Great read - young adult fiction with depth,
This review is from: The Traitors (Paperback)
Customer review from the Amazon Vine Programme (What's this?)
This is an excellent novel written for young teens (or even younger - perhaps about ten if they were a good reader). It also has appeal for adults, as it has depth, and is well written, with elements that wouldn't disgrace a literary novel. There is an element of history here too, which might appeal to an older reader, because the prison Becker creates is a futuristic version of a prisoner of war camp, which he admits is inspired by some of the heroic tales of prisoners who escaped during the second world war.
Adam Wilson betrays his friend when he kisses his girlfriend, and gets sent to the Dial. The Dial is a prison for children who betray someone - what might seem like a minor betrayal attracts a sentence of hundreds of years. But the children don't age in prison - so they are forced to spend hundreds of boring years waiting for release. Then their minds are wiped of their memories of the time spent in prison, and they are returned to their original lives, within a few days or minutes of when they left them. Although they are technically still young, their forgotten years in prison are supposed to leave them older in spirit, wiser, and in theory rehabilitated. Returning them to their original lives not long after they left is possible because the Dial exists on the other side of a time warp. The latter fact also makes it impossible to escape, without the means to activate the time warp, and some sort of ship to cross it. So with a few deft facts, Becker sets up the perfect prison, impossible to escape from, and the perfect setting for ensuring everyone is desperate to escape. Adam is a realistic hero - brave, and yet initially just as afraid and upset as anyone would be in his position. There are some interesting characters amongst his fellow prisoners, and Adam begins to realise there are some mysteries lurking in this prison too.
I enjoyed this book for a number of reasons.
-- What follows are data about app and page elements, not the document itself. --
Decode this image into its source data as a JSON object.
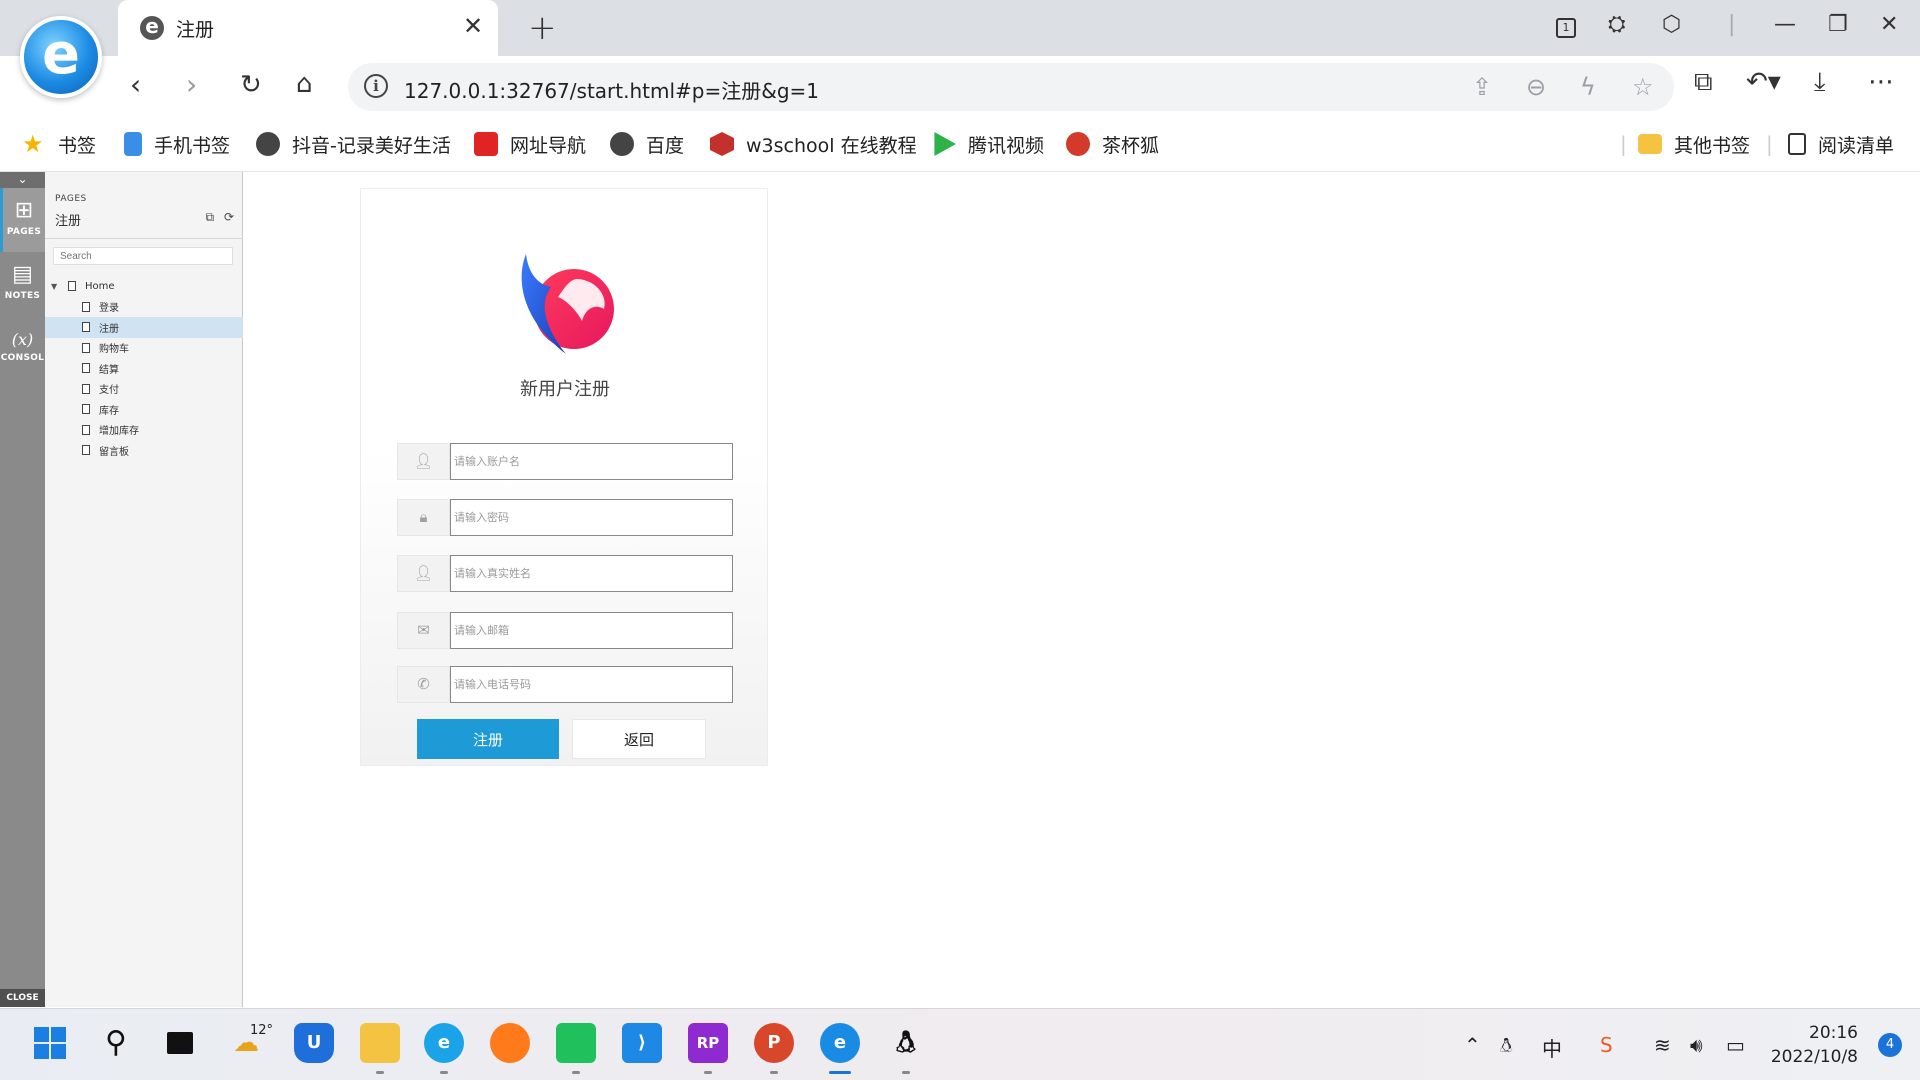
{
  "browser": {
    "tab_title": "注册",
    "address": "127.0.0.1:32767/start.html#p=注册&g=1",
    "tab_count": "1"
  },
  "bookmarks": [
    {
      "label": "书签",
      "icon": "star-icon",
      "color": "#f5b400"
    },
    {
      "label": "手机书签",
      "icon": "phone-bookmark-icon",
      "color": "#3a8ee6"
    },
    {
      "label": "抖音-记录美好生活",
      "icon": "douyin-icon",
      "color": "#444444"
    },
    {
      "label": "网址导航",
      "icon": "nav-site-icon",
      "color": "#e02424"
    },
    {
      "label": "百度",
      "icon": "baidu-icon",
      "color": "#444444"
    },
    {
      "label": "w3school 在线教程",
      "icon": "w3school-icon",
      "color": "#c4302b"
    },
    {
      "label": "腾讯视频",
      "icon": "tencent-video-icon",
      "color": "#2fb14a"
    },
    {
      "label": "茶杯狐",
      "icon": "chabeihu-icon",
      "color": "#d33a2c"
    }
  ],
  "bookmarks_right": [
    {
      "label": "其他书签",
      "icon": "folder-icon",
      "color": "#f5c342"
    },
    {
      "label": "阅读清单",
      "icon": "reading-list-icon",
      "color": "#333333"
    }
  ],
  "sidebar": {
    "pages_label": "PAGES",
    "notes_label": "NOTES",
    "console_label": "CONSOL",
    "close_label": "CLOSE"
  },
  "pages_panel": {
    "header": "PAGES",
    "current_page": "注册",
    "search_placeholder": "Search",
    "tree": [
      {
        "label": "Home",
        "level": 0
      },
      {
        "label": "登录",
        "level": 1
      },
      {
        "label": "注册",
        "level": 1,
        "selected": true
      },
      {
        "label": "购物车",
        "level": 1
      },
      {
        "label": "结算",
        "level": 1
      },
      {
        "label": "支付",
        "level": 1
      },
      {
        "label": "库存",
        "level": 1
      },
      {
        "label": "增加库存",
        "level": 1
      },
      {
        "label": "留言板",
        "level": 1
      }
    ]
  },
  "register": {
    "title": "新用户注册",
    "fields": [
      {
        "placeholder": "请输入账户名",
        "icon": "user-icon"
      },
      {
        "placeholder": "请输入密码",
        "icon": "lock-icon"
      },
      {
        "placeholder": "请输入真实姓名",
        "icon": "user-icon"
      },
      {
        "placeholder": "请输入邮箱",
        "icon": "mail-icon"
      },
      {
        "placeholder": "请输入电话号码",
        "icon": "phone-icon"
      }
    ],
    "submit_label": "注册",
    "back_label": "返回",
    "accent": "#1e9ad6"
  },
  "taskbar": {
    "weather_temp": "12°",
    "time": "20:16",
    "date": "2022/10/8",
    "notification_count": "4",
    "ime": "中"
  }
}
It's good science fiction, written well, and suitable for younger readers (I wouldn't have any issues with recommending this to my own son when he's old enough to read it). It's also original, yet harks back to real historical events in terms of its inspiration. It seems to be a one-off as well, in that the story doesn't leave you hanging waiting for a sequel (which is refreshing - so many children's books lately seem to be all about setting up a series, rather than actually writing the story!). It's a good story too, that keeps you reading to find out what will happen. Finally, it has a good ending, that doesn't take the obvious route, and it isn't one of those books where you know what will happen well before the end. Highly recommended.